More than 100 years after the end of the First World War, we gather again today to recognise and remember the sacrifices made by those Australians who served, as well as the service and the sacrifices made by those Australians who followed in their footsteps.
As the dawn breaks on ANZAC Day, all over Australia, we come to places like these, solemnly, silently, and respectfully.
We do not come to glorify war.
We come here to remember the sacrifices of so many ordinary Australians, caught up in extraordinary events throughout our history.
Young people who, in the prime of their lives, in places a world away from home, made the ultimate sacrifice for Australia, and for their mates alongside them.
Sacrifice means giving something up.
These Australians gave up their youth, their health, and many gave up their lives for Australia.
Young Australians like Henry Drysdale, who was 20 years old, and a junior blacksmith.
Or Roy Bogle, who was 23 years old, and a butcher.
Both young men were from Balmain.
They walked these streets.
Henry and Roy died within days of one another at Villers-Bretonneux in July of 1918, just months before the Armistice was declared and the guns finally fell silent.
The world would be a very different place without the service and the sacrifice of Australians like Henry Drysdale and Roy Bogle.
The world would also be a very different place without the sacrifice of Australians like Sister Marie Eileen Craig.
Sister Craig was born in Balmain, and joined the Royal Australian Air Force Nursing Service during the Second World War.
She flew into combat zones in New Guinea that were only accessible from the air, to care for and evacuate Australians who were wounded in the fight to defend our country from Japanese forces.
On the 18th of September 1945, the aircraft carrying Sister Craig and 27 of her patients went missing on a flight between Biak and Horn Island.
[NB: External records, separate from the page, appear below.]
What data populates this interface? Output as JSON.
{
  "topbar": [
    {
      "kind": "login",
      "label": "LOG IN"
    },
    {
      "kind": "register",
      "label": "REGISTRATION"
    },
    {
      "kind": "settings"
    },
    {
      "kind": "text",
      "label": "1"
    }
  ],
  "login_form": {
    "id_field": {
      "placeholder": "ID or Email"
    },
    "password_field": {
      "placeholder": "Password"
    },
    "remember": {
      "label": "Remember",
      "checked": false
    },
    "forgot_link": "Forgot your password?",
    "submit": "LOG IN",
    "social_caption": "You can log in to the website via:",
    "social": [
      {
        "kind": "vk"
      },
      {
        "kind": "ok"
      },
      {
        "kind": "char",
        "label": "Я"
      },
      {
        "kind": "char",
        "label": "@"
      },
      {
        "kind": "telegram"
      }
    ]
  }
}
She was 33 years old.
She gave her life to care for other Australians.
We must remember the sacrifice of people like Sister Craig.
We must remember all of those men and women who served in both World War One and World War Two.
Just as we must never forget the sacrifices of hundreds of other Australians who served in the Korean War, in the Vietnam War and in the many conflicts that followed.
Just as we must recognise the commitment of Australians who are currently serving around the world today.
Australians are fortunate to live in a democracy.
Ours is a wonderful nation, where people are free to make their own choices, to hold their own views and to live life as they choose.
We are so lucky.
On Anzac Day, we reflect on those who paid the price of our freedom.
Our nation owes them a great and incalculable debt.
We will remember them.
Lest we forget.